It's a lot to consider, we know. Thankfully, there's one easy place to start when picking a lube specifically for anal. If a lube advertises itself as "numbing," you want to stay far away. Lube that makes butt stuff less painful sounds too good to be true, because it is. Pain is your body's way of letting you know to slow down. Numbing lubes with analgesics or desensitizing agents in them will not let you know you're overdoing it until after
Lubes are not one-size-fits-all. What makes a lube great for anal play might not make it great for toy usage, and it might be worth investing in specific lubes for specific sex acts. Think about 3-in-1 shampoo, body wash, and conditioner. Yes, it'll get the job done, but are not you so
You might also want to invest in a lube shooter. These "deposit lube internally, so you do not have to worry about more lube getting on your hands or sheets than where you actually want it to go," says Lisa Finn, brand manager and sex educator at Babeland

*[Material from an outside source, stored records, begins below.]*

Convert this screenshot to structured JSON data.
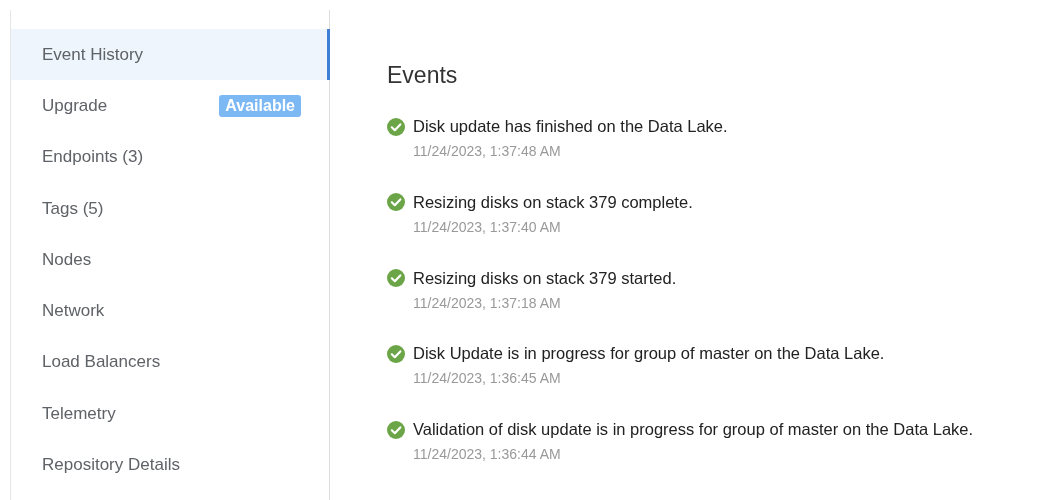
{
  "sidebar": {
    "items": [
      {
        "label": "Event History",
        "selected": true
      },
      {
        "label": "Upgrade",
        "selected": false,
        "badge": "Available"
      },
      {
        "label": "Endpoints (3)",
        "selected": false
      },
      {
        "label": "Tags (5)",
        "selected": false
      },
      {
        "label": "Nodes",
        "selected": false
      },
      {
        "label": "Network",
        "selected": false
      },
      {
        "label": "Load Balancers",
        "selected": false
      },
      {
        "label": "Telemetry",
        "selected": false
      },
      {
        "label": "Repository Details",
        "selected": false
      }
    ]
  },
  "main": {
    "title": "Events",
    "events": [
      {
        "kind": "success",
        "message": "Disk update has finished on the Data Lake.",
        "time": "11/24/2023, 1:37:48 AM"
      },
      {
        "kind": "success",
        "message": "Resizing disks on stack 379 complete.",
        "time": "11/24/2023, 1:37:40 AM"
      },
      {
        "kind": "success",
        "message": "Resizing disks on stack 379 started.",
        "time": "11/24/2023, 1:37:18 AM"
      },
      {
        "kind": "success",
        "message": "Disk Update is in progress for group of master on the Data Lake.",
        "time": "11/24/2023, 1:36:45 AM"
      },
      {
        "kind": "success",
        "message": "Validation of disk update is in progress for group of master on the Data Lake.",
        "time": "11/24/2023, 1:36:44 AM"
      }
    ]
  }
}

Finn recommends Pjur's silicone lube when engaging in skin-on-skin play, using condoms, or hard-material toys made from stainless steel or glass. "[It's] super long-lasting, so you do not have to worry about re-application, and it also contains jojoba-which has anti-inflammatory properties and helps keep skin flexible and slick."